This is a drill we do every conditioning/practice session.
Line 4 cones up 10 X 10 to make a 40-yard square foot area. Start at the first drill with the back-pedal then when reaching the second cone you go into the carioca drill. At the third cone you shuffle your feet, never crossing over one another and pushing your hands outward in a full shoving motion, and at the last cone your players go into a full sprint.
This drill can be repeated at least 3 times to get the full benefits of its purpose. Always check for good form on back pedal, and full hustle on sprint.
40, 60, 80, 100'S
We run this drill once a week, usually on Wednesday. We call it: 40, 60, 80, 100's. Very simple.
Place your team in 2 groups at one goal line. Place 1 or more coaches 40 yards away. On the goal line coach signals or gives movement, the first group sprints 40 yards. While they rest the 2nd group sprints 40 yards. Repeat this 6 times. Coaches on the 40-yard line back up 20 yards. Repeat same drill 4 times as each group sprints four 60-yard sprints. Coaches on 60-yard line back up 20 more yards. Groups sprint two 80-yard sprints. Coaches back up to other goal line. Groups sprint one 100-yard sprint.
For conditioning, put down four cones in the shape of a square, 20 yards apart. Split the team into 5 groups of as close to equal numbers as possible. Put one group at each cone lined up abreast outside of the square facing the next cone (going counterclockwise). Put the fifth group in the middle.
To begin, every group at a cone gets down in push-up position. Now, as the coach, point to any cone. The group in the middle sprints to that cone. When the last person gets there, the group originally occupying that cone rises and sprints to the next cone in a counterclockwise direction. The arriving group (originally from the middle) immediately gets into push-up position.
One rep is completed once the first group has gone around the square twice. As the first group is running to the last cone, blow the whistle for them to come to the middle. Rest and repeat as many times as necessary.
The purpose of the Dot Drill is to develop quicker feet. The 5 dots will take the shape of the five dots on a set of dice. Each of the five dots should be one yard apart. The pattern can easily be painted in the grass with regular field paint.
The player will start with one foot on each of the #1 dots. At the sound of your whistle, the player is to jump and land with both feet on the #2 dot. Next, the player is to jump out to put each foot on one of the #3 dots. The player will then hop backward to the #2 dot, and finally back to the starting position. This drill should last for 30 seconds, and the focus should be on quick feet and constant movement.
The player will start with one foot on one of the #1 dots and then proceed to hop in a figure-8 pattern. This should last for 15 seconds per leg. Try having the player face one direction throughout the entire figure 8, and then try the drill having the player face in the direction of their next hop.
The third variation of the Dot Drill is similar to drill 1, but after the player has landed on the #3 dots he or she will jump and twist performing a 180 and start forward in the other direction. This drill should last for 30 seconds.
Keep stats on your players (how many reps per minute) progress and see how they improve over time.
Depending on the size of your team, line the players up either in one or two straigt lines.
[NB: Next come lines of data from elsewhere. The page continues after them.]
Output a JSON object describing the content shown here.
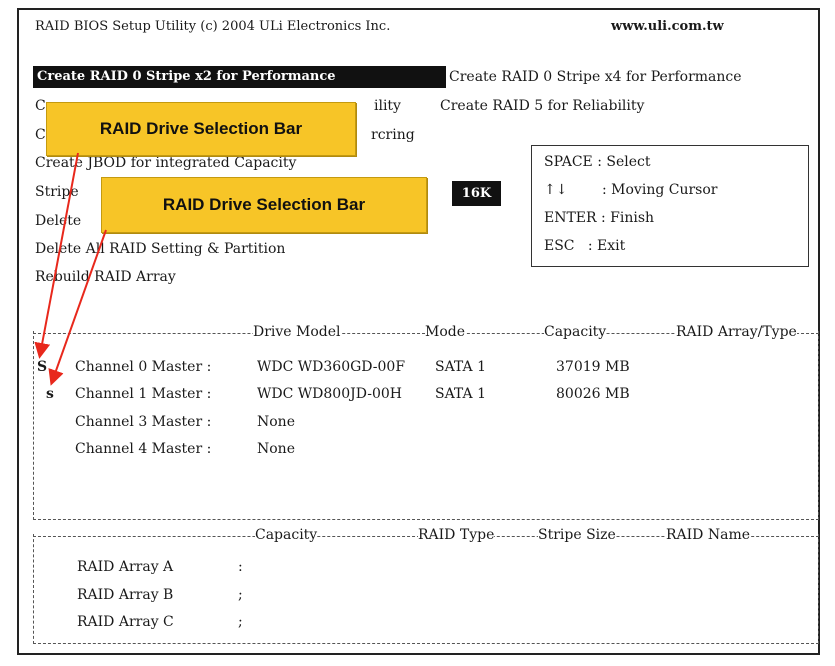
{
  "title": "RAID BIOS Setup Utility (c) 2004 ULi Electronics Inc.",
  "website": "www.uli.com.tw",
  "menu": {
    "selected": "Create RAID 0 Stripe x2 for Performance",
    "item_stripe_x4": "Create RAID 0 Stripe x4 for Performance",
    "item_raid1_partial_a": "C",
    "item_raid1_partial_b": "ility",
    "item_raid5": "Create RAID 5 for Reliability",
    "item_mirror_partial_a": "C",
    "item_mirror_partial_b": "rcring",
    "item_jbod": "Create JBOD for integrated Capacity",
    "item_stripe_partial": "Stripe",
    "item_delete_partial": "Delete",
    "item_delete_all": "Delete All RAID Setting & Partition",
    "item_rebuild": "Rebuild RAID Array",
    "stripe_value": "16K"
  },
  "help": {
    "space": "SPACE : Select",
    "arrows_symbol": "↑↓",
    "arrows": ": Moving Cursor",
    "enter": "ENTER : Finish",
    "esc": "ESC   : Exit"
  },
  "drive_panel": {
    "headers": {
      "drive_model": "Drive Model",
      "mode": "Mode",
      "capacity": "Capacity",
      "raid_array_type": "RAID Array/Type"
    },
    "drives": [
      {
        "sel": "S",
        "channel": "Channel 0 Master :",
        "model": "WDC WD360GD-00F",
        "mode": "SATA 1",
        "capacity": "37019 MB"
      },
      {
        "sel": "s",
        "channel": "Channel 1 Master :",
        "model": "WDC WD800JD-00H",
        "mode": "SATA 1",
        "capacity": "80026 MB"
      },
      {
        "sel": "",
        "channel": "Channel 3 Master :",
        "model": "None",
        "mode": "",
        "capacity": ""
      },
      {
        "sel": "",
        "channel": "Channel 4 Master :",
        "model": "None",
        "mode": "",
        "capacity": ""
      }
    ]
  },
  "array_panel": {
    "headers": {
      "capacity": "Capacity",
      "raid_type": "RAID Type",
      "stripe_size": "Stripe Size",
      "raid_name": "RAID Name"
    },
    "arrays": [
      {
        "name": "RAID Array A",
        "sep": ":"
      },
      {
        "name": "RAID Array B",
        "sep": ";"
      },
      {
        "name": "RAID Array C",
        "sep": ";"
      }
    ]
  },
  "callouts": {
    "top": "RAID Drive Selection Bar",
    "bottom": "RAID Drive Selection Bar"
  },
  "colors": {
    "callout_fill": "#f7c527",
    "arrow": "#e8281c",
    "highlight_bg": "#111111"
  }
}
Begin jogging around the perimeter of the football field, or from goal post to goal post. Increase the difficulty of an otherwise ordinary jog, by having the person at the back of the line sprint to the front at the coaches whistle. When that player reaches the front of the line, they then slow down to the jogging pace, and another coach's whistle signals the next player to run from back to front.
Try this for about 12 minutes and then increase as necessary. It's a gut buster!
Jump Squat Routine
This is a low impact routine that really helps to develop the hip flexors. Remember, the hip flexors are a key muscle group in the development of the explosion that ALL athletes need to excel in their sport.
The routine consists of five quick parallel squats (traditional technique), followed by five box squats and finished off with five reps on the Super cat. Some schools may have different machines that serve the same purpose. I have also seen this machine also called a Leaper and a Sky Hawk. The key is to move from one exercise to the next, quickly and with little rest in between.
After the five parallels you should only rack the weight long enough to change weight for the box squats and get the squat stool in position. After the box squats, you should rack the weight and move immediately to the super cat. On each lift, be quick and explosive. Use about 50-60% of your max for the parallels and try to explode up. Your feet may actually come off the floor a little. The same is true for the box squats. On the super cat, again, use a moderate amount of weight. Your feet should come completely off the floor as you explode up. I recommmend doing this routine once per week and going through it twice on the day you use it.
Note: This is part one, click here for part two!